Exercise directions. Exactly as written, output each of the entries below.

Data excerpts
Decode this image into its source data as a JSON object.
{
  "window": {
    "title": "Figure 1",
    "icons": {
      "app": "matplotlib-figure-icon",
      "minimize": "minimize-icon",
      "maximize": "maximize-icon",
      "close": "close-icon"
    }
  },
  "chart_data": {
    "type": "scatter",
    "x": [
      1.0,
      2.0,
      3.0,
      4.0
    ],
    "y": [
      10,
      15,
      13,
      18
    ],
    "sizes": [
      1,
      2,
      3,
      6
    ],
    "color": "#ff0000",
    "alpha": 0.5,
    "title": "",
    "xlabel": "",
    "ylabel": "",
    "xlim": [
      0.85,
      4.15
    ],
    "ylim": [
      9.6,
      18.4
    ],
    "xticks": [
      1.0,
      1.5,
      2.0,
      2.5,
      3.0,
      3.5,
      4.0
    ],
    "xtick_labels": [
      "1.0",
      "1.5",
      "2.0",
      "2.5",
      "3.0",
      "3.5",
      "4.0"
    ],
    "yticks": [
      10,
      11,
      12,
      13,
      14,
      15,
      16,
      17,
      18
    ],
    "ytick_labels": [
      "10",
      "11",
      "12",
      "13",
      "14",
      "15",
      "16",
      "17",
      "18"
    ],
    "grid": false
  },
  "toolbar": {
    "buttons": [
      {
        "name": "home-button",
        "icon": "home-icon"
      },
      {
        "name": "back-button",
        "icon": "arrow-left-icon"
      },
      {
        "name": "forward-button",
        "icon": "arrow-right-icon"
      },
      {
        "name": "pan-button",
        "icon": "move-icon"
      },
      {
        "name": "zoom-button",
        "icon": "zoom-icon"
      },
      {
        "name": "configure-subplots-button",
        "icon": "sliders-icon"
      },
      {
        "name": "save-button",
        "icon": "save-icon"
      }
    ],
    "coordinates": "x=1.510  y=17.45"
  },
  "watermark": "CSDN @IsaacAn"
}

Written response.
Decode this image into its source data as a JSON object.
{
  "window": {
    "title": "Figure 1",
    "icons": {
      "app": "matplotlib-figure-icon",
      "minimize": "minimize-icon",
      "maximize": "maximize-icon",
      "close": "close-icon"
    }
  },
  "chart_data": {
    "type": "scatter",
    "x": [
      1.0,
      2.0,
      3.0,
      4.0
    ],
    "y": [
      10,
      15,
      13,
      18
    ],
    "sizes": [
      1,
      2,
      3,
      6
    ],
    "color": "#ff0000",
    "alpha": 0.5,
    "title": "",
    "xlabel": "",
    "ylabel": "",
    "xlim": [
      0.85,
      4.15
    ],
    "ylim": [
      9.6,
      18.4
    ],
    "xticks": [
      1.0,
      1.5,
      2.0,
      2.5,
      3.0,
      3.5,
      4.0
    ],
    "xtick_labels": [
      "1.0",
      "1.5",
      "2.0",
      "2.5",
      "3.0",
      "3.5",
      "4.0"
    ],
    "yticks": [
      10,
      11,
      12,
      13,
      14,
      15,
      16,
      17,
      18
    ],
    "ytick_labels": [
      "10",
      "11",
      "12",
      "13",
      "14",
      "15",
      "16",
      "17",
      "18"
    ],
    "grid": false
  },
  "toolbar": {
    "buttons": [
      {
        "name": "home-button",
        "icon": "home-icon"
      },
      {
        "name": "back-button",
        "icon": "arrow-left-icon"
      },
      {
        "name": "forward-button",
        "icon": "arrow-right-icon"
      },
      {
        "name": "pan-button",
        "icon": "move-icon"
      },
      {
        "name": "zoom-button",
        "icon": "zoom-icon"
      },
      {
        "name": "configure-subplots-button",
        "icon": "sliders-icon"
      },
      {
        "name": "save-button",
        "icon": "save-icon"
      }
    ],
    "coordinates": "x=1.510  y=17.45"
  },
  "watermark": "CSDN @IsaacAn"
}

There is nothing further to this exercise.